WHAT TO PRODUCE: Write out every record below exactly as it appears.

RECORDS PROVIDED:
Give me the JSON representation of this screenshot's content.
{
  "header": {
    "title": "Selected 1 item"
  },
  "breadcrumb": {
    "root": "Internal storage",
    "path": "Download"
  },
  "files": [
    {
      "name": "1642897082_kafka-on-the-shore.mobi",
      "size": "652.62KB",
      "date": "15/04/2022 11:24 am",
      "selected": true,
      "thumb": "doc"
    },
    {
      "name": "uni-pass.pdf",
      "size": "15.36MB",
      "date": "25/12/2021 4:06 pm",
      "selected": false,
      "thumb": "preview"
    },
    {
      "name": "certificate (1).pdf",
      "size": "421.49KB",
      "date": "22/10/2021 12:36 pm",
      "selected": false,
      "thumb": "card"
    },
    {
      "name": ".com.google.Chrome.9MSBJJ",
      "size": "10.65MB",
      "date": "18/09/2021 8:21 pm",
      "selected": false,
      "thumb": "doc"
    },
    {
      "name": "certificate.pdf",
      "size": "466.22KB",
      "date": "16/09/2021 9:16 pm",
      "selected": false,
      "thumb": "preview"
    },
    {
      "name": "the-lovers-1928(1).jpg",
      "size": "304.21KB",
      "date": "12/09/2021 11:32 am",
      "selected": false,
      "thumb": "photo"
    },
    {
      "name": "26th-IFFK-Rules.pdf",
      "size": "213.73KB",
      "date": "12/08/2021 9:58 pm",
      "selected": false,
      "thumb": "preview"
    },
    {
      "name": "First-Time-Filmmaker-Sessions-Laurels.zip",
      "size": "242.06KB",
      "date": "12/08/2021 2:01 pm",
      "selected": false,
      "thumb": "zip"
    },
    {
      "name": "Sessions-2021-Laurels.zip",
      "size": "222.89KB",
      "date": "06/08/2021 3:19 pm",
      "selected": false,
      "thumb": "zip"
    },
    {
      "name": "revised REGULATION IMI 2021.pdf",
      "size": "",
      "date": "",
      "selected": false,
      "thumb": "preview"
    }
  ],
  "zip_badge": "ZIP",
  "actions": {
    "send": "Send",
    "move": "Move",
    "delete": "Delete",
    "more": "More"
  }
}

EXPECTED OUTPUT:
Give me the JSON representation of this screenshot's content.
{
  "header": {
    "title": "Selected 1 item"
  },
  "breadcrumb": {
    "root": "Internal storage",
    "path": "Download"
  },
  "files": [
    {
      "name": "1642897082_kafka-on-the-shore.mobi",
      "size": "652.62KB",
      "date": "15/04/2022 11:24 am",
      "selected": true,
      "thumb": "doc"
    },
    {
      "name": "uni-pass.pdf",
      "size": "15.36MB",
      "date": "25/12/2021 4:06 pm",
      "selected": false,
      "thumb": "preview"
    },
    {
      "name": "certificate (1).pdf",
      "size": "421.49KB",
      "date": "22/10/2021 12:36 pm",
      "selected": false,
      "thumb": "card"
    },
    {
      "name": ".com.google.Chrome.9MSBJJ",
      "size": "10.65MB",
      "date": "18/09/2021 8:21 pm",
      "selected": false,
      "thumb": "doc"
    },
    {
      "name": "certificate.pdf",
      "size": "466.22KB",
      "date": "16/09/2021 9:16 pm",
      "selected": false,
      "thumb": "preview"
    },
    {
      "name": "the-lovers-1928(1).jpg",
      "size": "304.21KB",
      "date": "12/09/2021 11:32 am",
      "selected": false,
      "thumb": "photo"
    },
    {
      "name": "26th-IFFK-Rules.pdf",
      "size": "213.73KB",
      "date": "12/08/2021 9:58 pm",
      "selected": false,
      "thumb": "preview"
    },
    {
      "name": "First-Time-Filmmaker-Sessions-Laurels.zip",
      "size": "242.06KB",
      "date": "12/08/2021 2:01 pm",
      "selected": false,
      "thumb": "zip"
    },
    {
      "name": "Sessions-2021-Laurels.zip",
      "size": "222.89KB",
      "date": "06/08/2021 3:19 pm",
      "selected": false,
      "thumb": "zip"
    },
    {
      "name": "revised REGULATION IMI 2021.pdf",
      "size": "",
      "date": "",
      "selected": false,
      "thumb": "preview"
    }
  ],
  "zip_badge": "ZIP",
  "actions": {
    "send": "Send",
    "move": "Move",
    "delete": "Delete",
    "more": "More"
  }
}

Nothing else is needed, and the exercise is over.